However, it was not clear immediately if the secretariat would be able to call an election. The Maoist party, whose government collapsed last week, has vowed not to allow the house to function till its row with the president is resolved.
Since Monday, when Nepal's first Maoist Prime Minister Pushpa Kamal Dahal Prachanda resigned after failing to fire the army chief, Gen Rookmangud Katawal, his simmering party has kept up public protests against the president, who reinstated the general.
The former rebels have also prevented the house from sitting.
The onus to appease the former guerrillas is now on their former allies, the communists, who said they would lead the new government.
The Communist Party of Nepal-Unified Marxist Leninist (UML) has formed a nine-member committee to woo the other major parties and informal negotiations are likely to start Sunday.
But the Maoists, who say the president undermined civilian supremacy by bringing back the army chief who had defied the government, are demanding that the general be dismissed first and the president tender an apology before they consent to join or support a new ruling alliance.
Even if the former guerrillas allow the election, it remains uncertain if the UML would win the race.
With only 109 MPs in the 601-member house, it will need the support of more parties even though the main opposition Nepali Congress (NC) has agreed to stand behind it.
The NC has 114 members and even together, the two parties still fall short of the 302-vote mark.
Three Terai parties together can help the UML come to power since they have over 80 lawmakers between them.

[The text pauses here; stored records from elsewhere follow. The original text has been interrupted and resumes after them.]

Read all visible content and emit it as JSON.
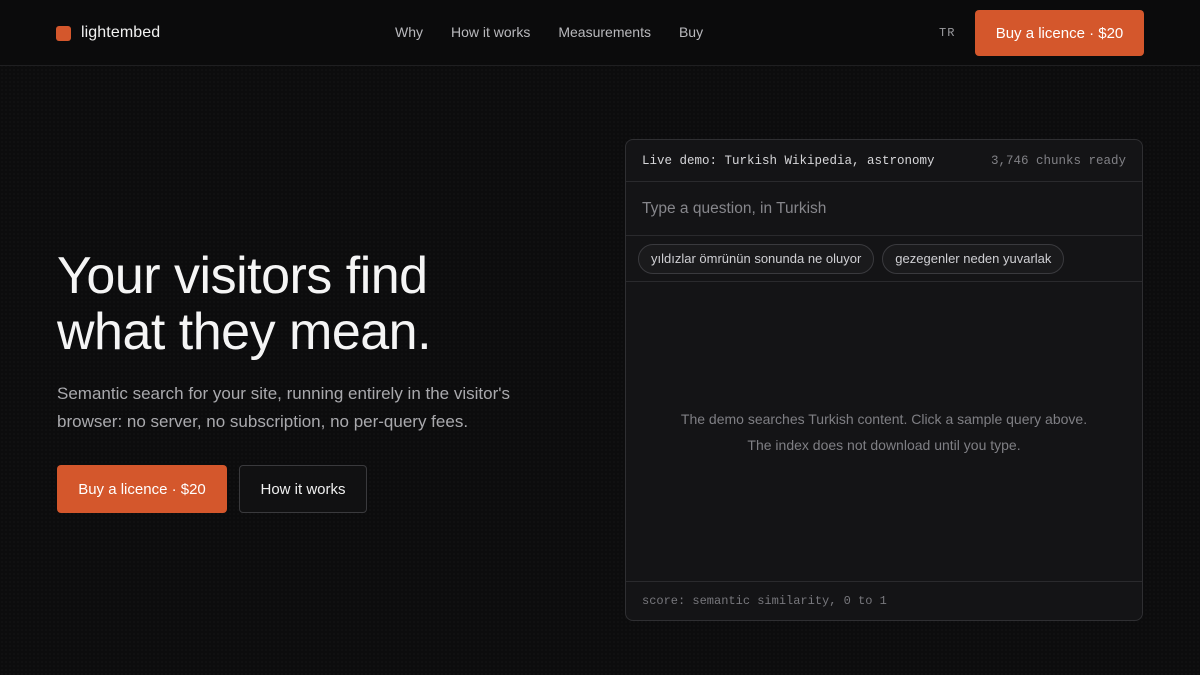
{
  "nav": {
    "brand": "lightembed",
    "links": [
      "Why",
      "How it works",
      "Measurements",
      "Buy"
    ],
    "lang": "TR",
    "cta": "Buy a licence · $20"
  },
  "hero": {
    "title_line1": "Your visitors find",
    "title_line2": "what they mean.",
    "subtitle": "Semantic search for your site, running entirely in the visitor's browser: no server, no subscription, no per-query fees.",
    "primary_cta": "Buy a licence · $20",
    "secondary_cta": "How it works"
  },
  "demo": {
    "title": "Live demo: Turkish Wikipedia, astronomy",
    "status": "3,746 chunks ready",
    "input_placeholder": "Type a question, in Turkish",
    "chips": [
      "yıldızlar ömrünün sonunda ne oluyor",
      "gezegenler neden yuvarlak"
    ],
    "message_line1": "The demo searches Turkish content. Click a sample query above.",
    "message_line2": "The index does not download until you type.",
    "footer": "score: semantic similarity, 0 to 1"
  },
  "colors": {
    "accent": "#d4572c",
    "background": "#0c0c0d",
    "panel": "#141416"
  }
}
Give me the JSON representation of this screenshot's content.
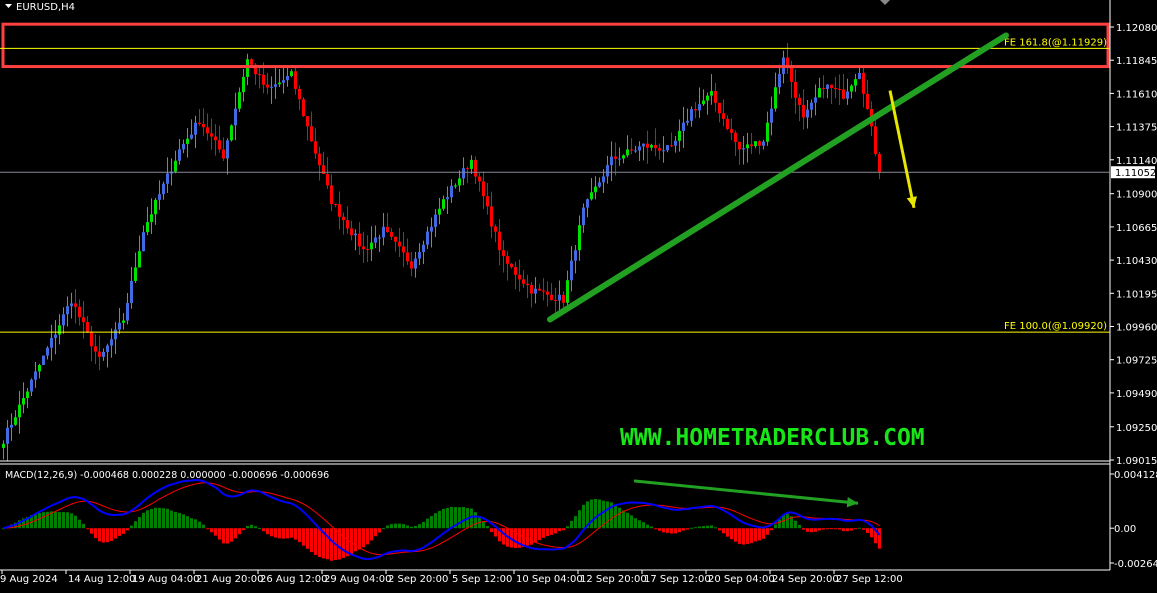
{
  "header": {
    "symbol_timeframe": "EURUSD,H4"
  },
  "watermark": "WWW.HOMETRADERCLUB.COM",
  "colors": {
    "bull": "#4169e1",
    "bull_alt": "#00e000",
    "bear": "#ff0000",
    "fe_line": "#ffff00",
    "zone": "#ff4040",
    "trend": "#22a022",
    "arrow": "#e6e600",
    "macd": "#0000ff",
    "signal": "#ff0000",
    "hist_up": "#008000",
    "hist_down": "#ff0000"
  },
  "chart_data": {
    "type": "candlestick",
    "symbol": "EURUSD",
    "timeframe": "H4",
    "ylim": [
      1.09015,
      1.1208
    ],
    "price_ticks": [
      "1.12080",
      "1.11845",
      "1.11610",
      "1.11375",
      "1.11140",
      "1.10900",
      "1.10665",
      "1.10430",
      "1.10195",
      "1.09960",
      "1.09725",
      "1.09490",
      "1.09250",
      "1.09015"
    ],
    "current_price": "1.11052",
    "time_labels": [
      "9 Aug 2024",
      "14 Aug 12:00",
      "19 Aug 04:00",
      "21 Aug 20:00",
      "26 Aug 12:00",
      "29 Aug 04:00",
      "2 Sep 20:00",
      "5 Sep 12:00",
      "10 Sep 04:00",
      "12 Sep 20:00",
      "17 Sep 12:00",
      "20 Sep 04:00",
      "24 Sep 20:00",
      "27 Sep 12:00"
    ],
    "bars_per_label": 16,
    "close_path": [
      [
        0,
        1.0916
      ],
      [
        12,
        1.0986
      ],
      [
        17,
        1.1015
      ],
      [
        24,
        1.0972
      ],
      [
        30,
        1.1001
      ],
      [
        35,
        1.1064
      ],
      [
        44,
        1.1121
      ],
      [
        49,
        1.1142
      ],
      [
        55,
        1.1117
      ],
      [
        61,
        1.1185
      ],
      [
        66,
        1.1163
      ],
      [
        72,
        1.1174
      ],
      [
        77,
        1.1128
      ],
      [
        82,
        1.1085
      ],
      [
        90,
        1.105
      ],
      [
        95,
        1.1064
      ],
      [
        102,
        1.104
      ],
      [
        110,
        1.1085
      ],
      [
        117,
        1.1114
      ],
      [
        125,
        1.1043
      ],
      [
        132,
        1.1022
      ],
      [
        140,
        1.1015
      ],
      [
        145,
        1.1078
      ],
      [
        152,
        1.1114
      ],
      [
        160,
        1.1124
      ],
      [
        167,
        1.1121
      ],
      [
        172,
        1.1149
      ],
      [
        177,
        1.116
      ],
      [
        184,
        1.1121
      ],
      [
        190,
        1.1128
      ],
      [
        195,
        1.1188
      ],
      [
        200,
        1.1142
      ],
      [
        205,
        1.1167
      ],
      [
        210,
        1.116
      ],
      [
        214,
        1.1178
      ],
      [
        217,
        1.1135
      ],
      [
        219,
        1.1105
      ]
    ],
    "fibo_levels": [
      {
        "label": "FE 161.8(@1.11929)",
        "price": 1.11929
      },
      {
        "label": "FE 100.0(@1.09920)",
        "price": 1.0992
      }
    ],
    "resistance_zone": [
      1.118,
      1.121
    ],
    "trendline": {
      "from": [
        137,
        1.1001
      ],
      "to": [
        251,
        1.1202
      ]
    },
    "forecast_arrow": {
      "from": [
        222,
        1.1163
      ],
      "to": [
        228,
        1.108
      ]
    },
    "macd": {
      "label": "MACD(12,26,9) -0.000468 0.000228 0.000000 -0.000696 -0.000696",
      "ylim": [
        -0.002649,
        0.004128
      ],
      "ticks": [
        "0.004128",
        "0.00",
        "-0.002649"
      ],
      "divergence_arrow": {
        "from": [
          158,
          0.0036
        ],
        "to": [
          214,
          0.0019
        ]
      }
    }
  }
}
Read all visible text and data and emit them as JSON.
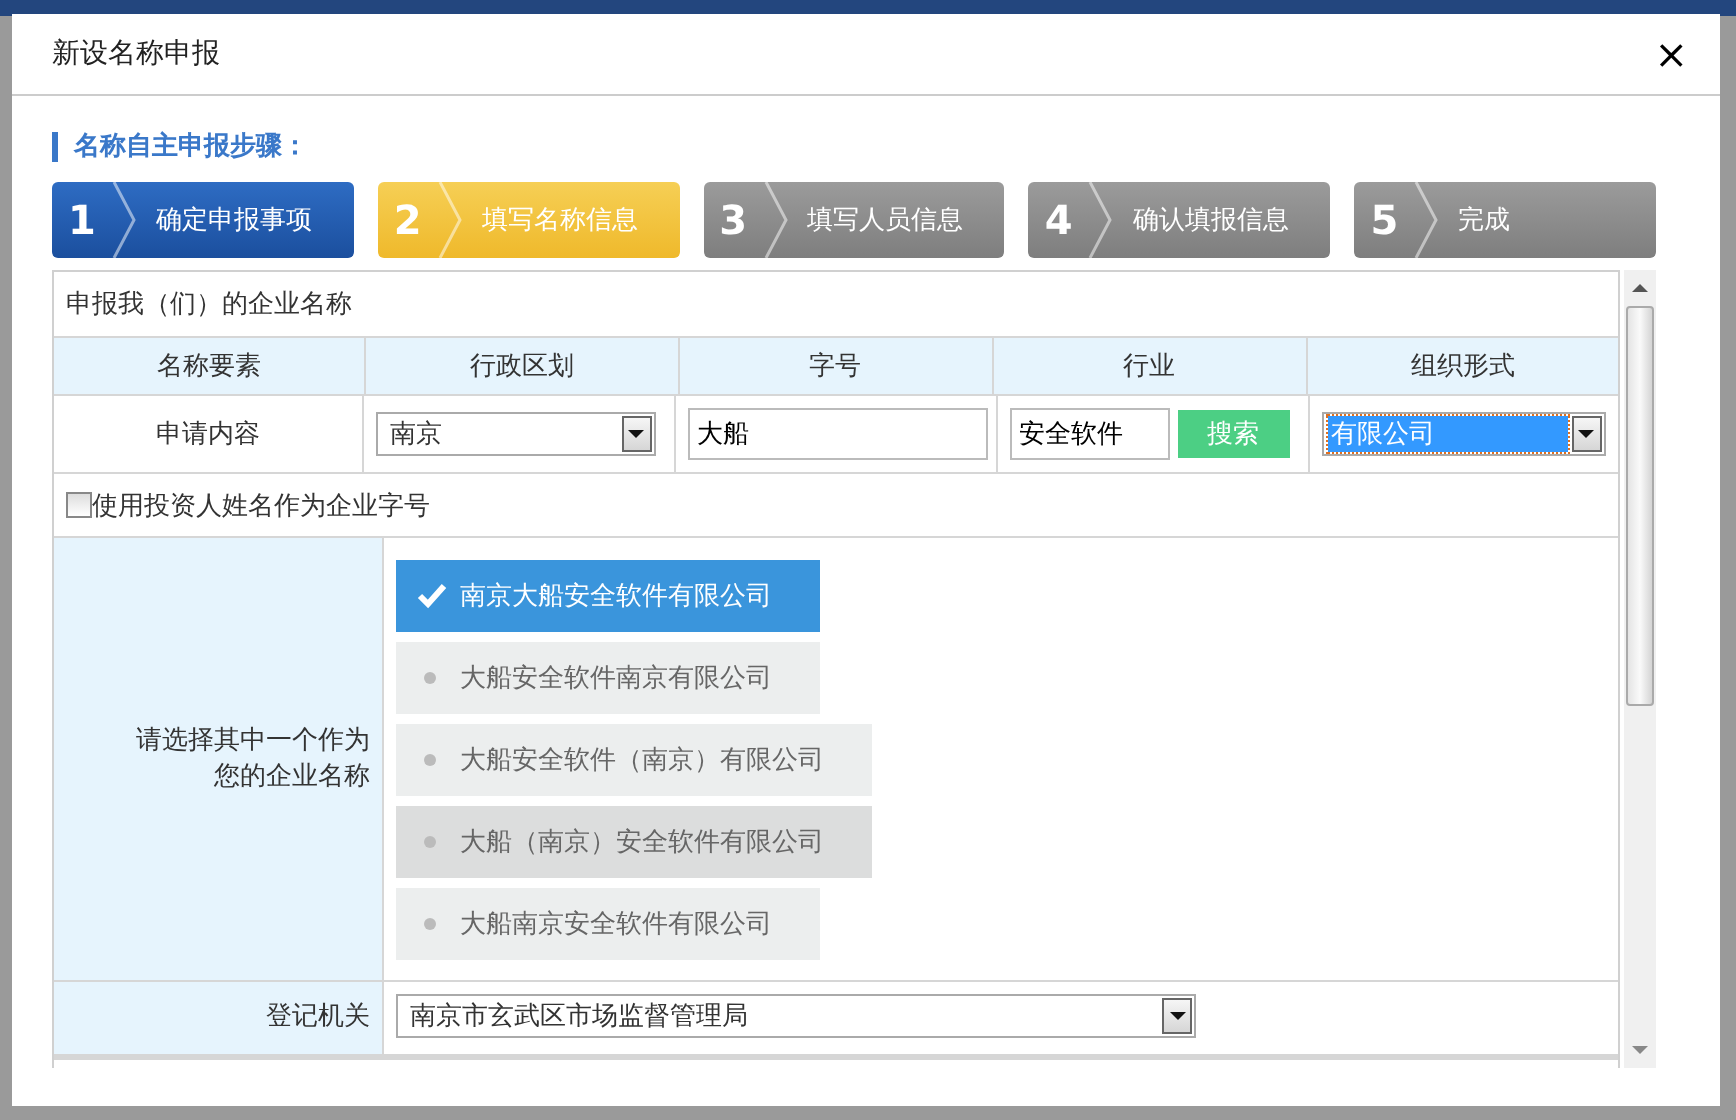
{
  "dialog": {
    "title": "新设名称申报",
    "close": "×"
  },
  "steps_title": "名称自主申报步骤：",
  "steps": [
    {
      "number": "1",
      "label": "确定申报事项",
      "completed": true,
      "selected": false
    },
    {
      "number": "2",
      "label": "填写名称信息",
      "completed": false,
      "selected": true
    },
    {
      "number": "3",
      "label": "填写人员信息",
      "completed": false,
      "selected": false
    },
    {
      "number": "4",
      "label": "确认填报信息",
      "completed": false,
      "selected": false
    },
    {
      "number": "5",
      "label": "完成",
      "completed": false,
      "selected": false
    }
  ],
  "form": {
    "section_title": "申报我（们）的企业名称",
    "columns": [
      "名称要素",
      "行政区划",
      "字号",
      "行业",
      "组织形式"
    ],
    "row_label": "申请内容",
    "region": {
      "value": "南京"
    },
    "trade_name": {
      "value": "大船"
    },
    "industry": {
      "value": "安全软件"
    },
    "search_button": "搜索",
    "org_form": {
      "value": "有限公司",
      "focused": true
    },
    "use_investor_name": {
      "label": "使用投资人姓名作为企业字号",
      "checked": false
    },
    "choose_label": "请选择其中一个作为您的企业名称",
    "name_options": [
      {
        "label": "南京大船安全软件有限公司",
        "selected": true,
        "hovered": false
      },
      {
        "label": "大船安全软件南京有限公司",
        "selected": false,
        "hovered": false
      },
      {
        "label": "大船安全软件（南京）有限公司",
        "selected": false,
        "hovered": false
      },
      {
        "label": "大船（南京）安全软件有限公司",
        "selected": false,
        "hovered": true
      },
      {
        "label": "大船南京安全软件有限公司",
        "selected": false,
        "hovered": false
      }
    ],
    "authority_label": "登记机关",
    "authority": {
      "value": "南京市玄武区市场监督管理局"
    }
  }
}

However, with the regional bloc yet to spell out who it will support, there is also a possibility of the Maoists, who are the largest party with 238 MPs, returning to power if they can woo the Terai parties.